Attendees of beloved Aussie music festival Splendour in the Grass are posting about enduring a rather unsavoury escape from the grounds the festival was held on. Cars were stuck in the mud, buses were delayed and that was just half of it.

According to the ABC, folks at Splendour had a bit of a hard time escaping the muddy misery at the Byron Bay campsite. It was reported that people had to help each other push cars out of the muck. On the other hand, some had to wait to be towed out of the festival grounds.

“50 per cent of the cars down here are going to need to be pushed out,” festival attendee Ewan Roxborgh told the ABC.

“We’ve already spoken to the girls down the road in the campervan and they’re pretty bogged.

“People were just getting bogged and there was no way we were going to get up to the campsite, and this was the best we were going to be able to have.”

@chloejettmusic

#splendourinthegrass #sendhelp

♬ original sound – KHRONICTV

Folks on TikTok are sharing wild vids of their time in the mud, and it definitely doesn’t look pleasant. It’s giving Peppa Pig’s favourite festival. It’s giving a western Sydney eshay with fresh TNs’ worst nightmare.

@bratzdoll2000
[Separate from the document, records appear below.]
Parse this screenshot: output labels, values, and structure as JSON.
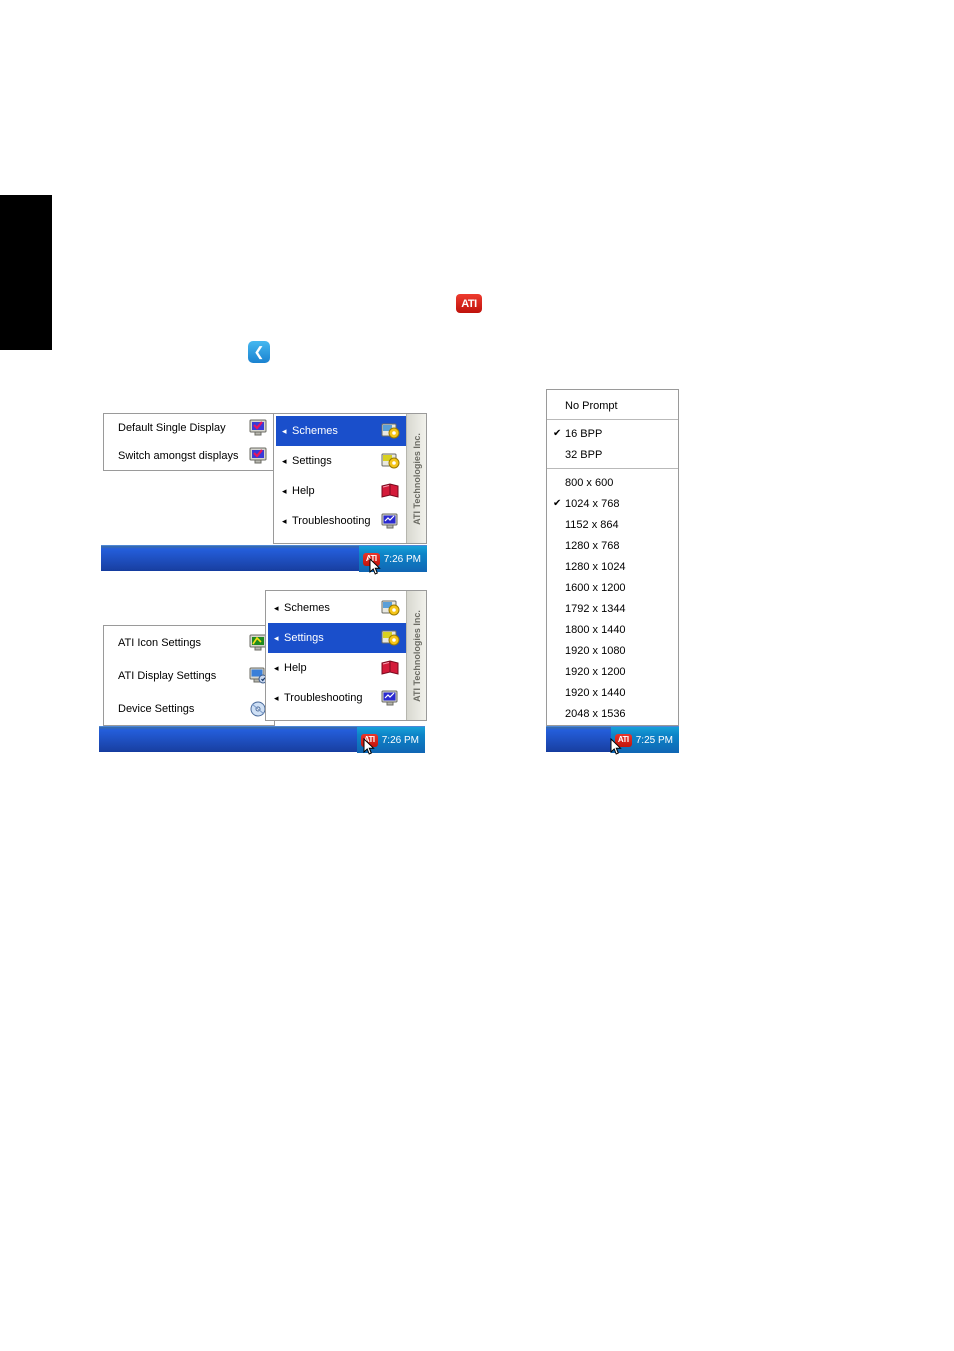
{
  "page": {
    "ati_logo_label": "ATI",
    "back_icon_label": "❮"
  },
  "menu_a": {
    "left_items": [
      {
        "label": "Default Single Display",
        "icon": "monitor-check-icon"
      },
      {
        "label": "Switch amongst displays",
        "icon": "monitor-check-icon"
      }
    ],
    "right_items": [
      {
        "label": "Schemes",
        "arrow": "◂",
        "icon": "schemes-icon",
        "selected": true
      },
      {
        "label": "Settings",
        "arrow": "◂",
        "icon": "settings-icon",
        "selected": false
      },
      {
        "label": "Help",
        "arrow": "◂",
        "icon": "help-book-icon",
        "selected": false
      },
      {
        "label": "Troubleshooting",
        "arrow": "◂",
        "icon": "troubleshooting-icon",
        "selected": false
      }
    ],
    "banner_text": "ATI Technologies Inc.",
    "taskbar": {
      "clock": "7:26 PM",
      "tray_icon": "ati-tray-icon"
    }
  },
  "menu_b": {
    "left_items": [
      {
        "label": "ATI Icon Settings",
        "icon": "monitor-green-icon"
      },
      {
        "label": "ATI Display Settings",
        "icon": "monitor-blue-icon"
      },
      {
        "label": "Device Settings",
        "icon": "device-disc-icon"
      }
    ],
    "right_items": [
      {
        "label": "Schemes",
        "arrow": "◂",
        "icon": "schemes-icon",
        "selected": false
      },
      {
        "label": "Settings",
        "arrow": "◂",
        "icon": "settings-icon",
        "selected": true
      },
      {
        "label": "Help",
        "arrow": "◂",
        "icon": "help-book-icon",
        "selected": false
      },
      {
        "label": "Troubleshooting",
        "arrow": "◂",
        "icon": "troubleshooting-icon",
        "selected": false
      }
    ],
    "banner_text": "ATI Technologies Inc.",
    "taskbar": {
      "clock": "7:26 PM",
      "tray_icon": "ati-tray-icon"
    }
  },
  "menu_c": {
    "groups": [
      {
        "items": [
          {
            "label": "No Prompt",
            "checked": false
          }
        ]
      },
      {
        "items": [
          {
            "label": "16 BPP",
            "checked": true
          },
          {
            "label": "32 BPP",
            "checked": false
          }
        ]
      },
      {
        "items": [
          {
            "label": "800 x 600",
            "checked": false
          },
          {
            "label": "1024 x 768",
            "checked": true
          },
          {
            "label": "1152 x 864",
            "checked": false
          },
          {
            "label": "1280 x 768",
            "checked": false
          },
          {
            "label": "1280 x 1024",
            "checked": false
          },
          {
            "label": "1600 x 1200",
            "checked": false
          },
          {
            "label": "1792 x 1344",
            "checked": false
          },
          {
            "label": "1800 x 1440",
            "checked": false
          },
          {
            "label": "1920 x 1080",
            "checked": false
          },
          {
            "label": "1920 x 1200",
            "checked": false
          },
          {
            "label": "1920 x 1440",
            "checked": false
          },
          {
            "label": "2048 x 1536",
            "checked": false
          }
        ]
      }
    ],
    "taskbar": {
      "clock": "7:25 PM",
      "tray_icon": "ati-tray-icon"
    },
    "check_glyph": "✔"
  }
}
A living hell there’s just no other way to describe it. #splendour #flood #sitg

♬ original sound – cvmgvzzler

@brendonphillips1

Serving fyre fest #splendourinthegrass #sitg
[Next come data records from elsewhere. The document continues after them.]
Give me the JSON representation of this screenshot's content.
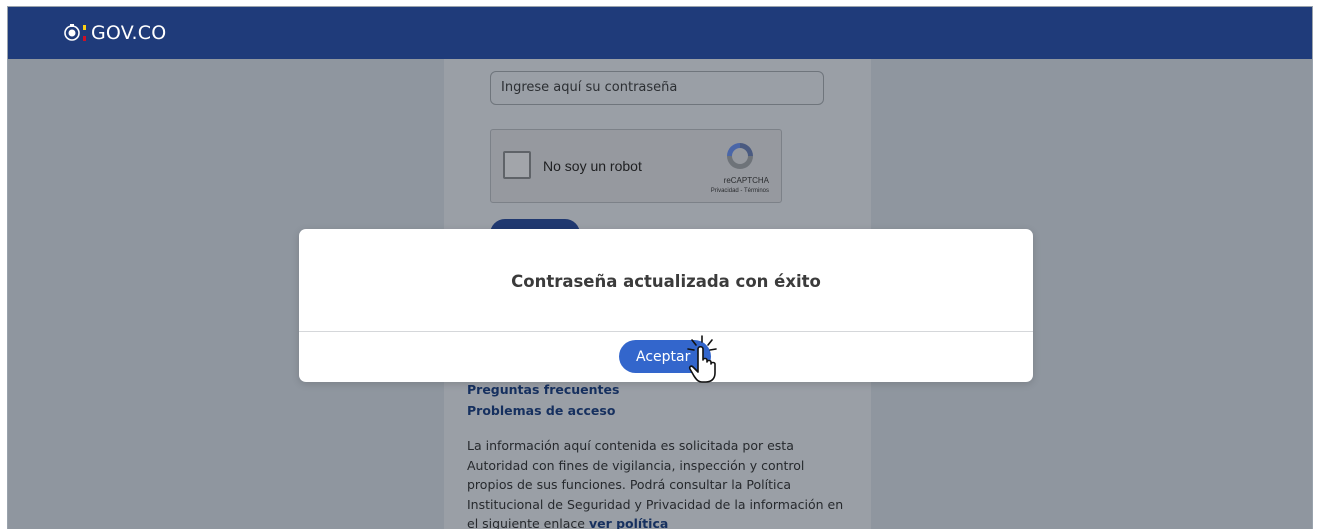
{
  "header": {
    "logo_text": "GOV.CO",
    "background_color": "#1f3b7a",
    "shield_icon": "shield-icon"
  },
  "form": {
    "password_placeholder": "Ingrese aquí su contraseña",
    "recaptcha": {
      "label": "No soy un robot",
      "brand": "reCAPTCHA",
      "links": "Privacidad - Términos"
    },
    "links": {
      "faq": "Preguntas frecuentes",
      "access_problems": "Problemas de acceso"
    },
    "info_text": "La información aquí contenida es solicitada por esta Autoridad con fines de vigilancia, inspección y control propios de sus funciones. Podrá consultar la Política Institucional de Seguridad y Privacidad de la información en el siguiente enlace",
    "info_link": "ver política"
  },
  "modal": {
    "title": "Contraseña actualizada con éxito",
    "accept_label": "Aceptar",
    "accent_color": "#3366cc"
  }
}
♬ What is Dis Huni – Brian Morr

Folks who weren’t four-wheels balls-deep in mud awaited buses to get out of the Splendour festival grounds. Some attendees claim that there weren’t enough buses going around to make a timely escape back home, and that organisers weren’t around to provide food or water while they waited.

Splendour in the Grass released a statement about the less than savoury bus conditions.

“Unfortunately, some of our Tweed routes experienced extended delays due to bus driver shortages,” organisers wrote in a statement.

“We estimate that approx 1000 people were affected.”

Byron Shire Mayor Michael Lyon told the ABC that if it were up to him, there would have been no increase in capacity by 43 per cent.

“I was never really in favour of the increase, but it has nothing to do with us,” he said.

“Those approvals are run through the independent planning authority from the state government point of view.

“Given the year we’ve had, I think [the wet conditions were] … somewhat predictable.”

Godspeed to everyone who had to endure the mud at this year’s Splendour. Apart from the music, it did not look like a fun time.